By using digital tools to monitor inventory across multiple stores, and videos and photos to quickly share information, managers can coordinate operations and maintain higher standards across a larger area. Best practices or effective promotions from one store can be more easily replicated across a whole region. This can be done using apps to capture and surface insights to regional managers and rapidly feed those learnings back out to store managers and frontline teams.
The Tipping Point
The bottom line is that the retail sector now stands at a vital inflection point. Online shopping was already eating into real-world sales before COVID-19 struck, and that trend has only been exacerbated by the events of the past 16 months. There’s a real risk that if we disappoint returning shoppers with shabby, run-down retail experiences, they’ll simply retreat to the online shopping habits they developed during the pandemic.
That could be a significant headache for retailers. We’ve already seen many flagship department stores on high-end retail strips close and be replaced by mid-market chains. That’s a potentially troubling trend because it speaks to the way that in-person retail is becoming practical and task-oriented instead of aspirational and experience-driven.
To put things right, retailers need to create inviting spaces where customers can come not just to spend money, but to wander, window-shop, and dream. That starts with eliminating grime and hiccups and enforcing premium quality across the board. To wow consumers, retailers need to create the disciplined compliance needed to deliver consistent, on-brand experiences at every single customer touchpoint. Every shelf should be organized and well-stocked; every employee well trained.
Achieving that isn’t easy, especially in the wake of a pandemic that has robbed many stores of talent and experience. That’s why we need to embrace new methods and processes and give our teams the digital tools they need to shine.
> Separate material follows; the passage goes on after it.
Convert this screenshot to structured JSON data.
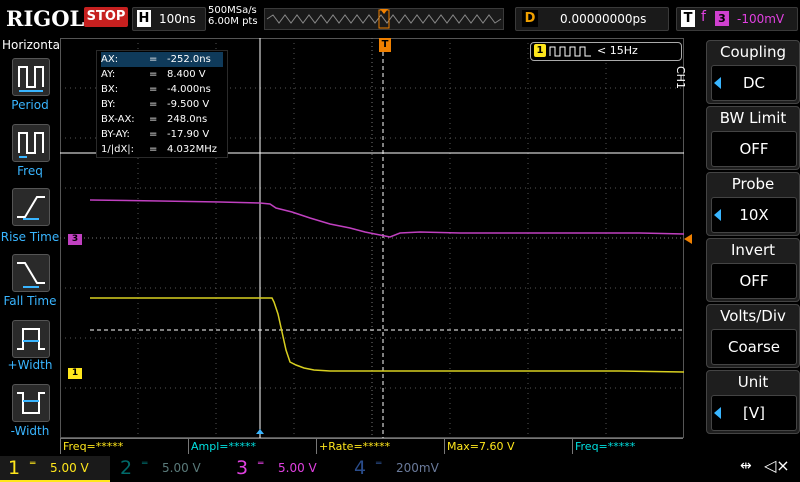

It’s by supporting our employees, and giving them the tools they need, that we’ll be able to remind consumers just how much they love the in-person shopping experience.
Eric Rosenthal is the senior vice president of sales at digital workplace platform YOOBIC.
Related story: Omnichannel: The Unlikely Savior of Physical Retail
Eric Rosenthal is the SVP of Sales at digital workplace platform YOOBIC. He has over two decades of experience driving sales growth for high growth SaaS companies including CrowdTwist, Pictela, and Emissary.io. Eric comes to YOOBIC from BlueSky Revenue Group, where he specialized in helping European firms develop Revenue and GTM strategies for the North American market.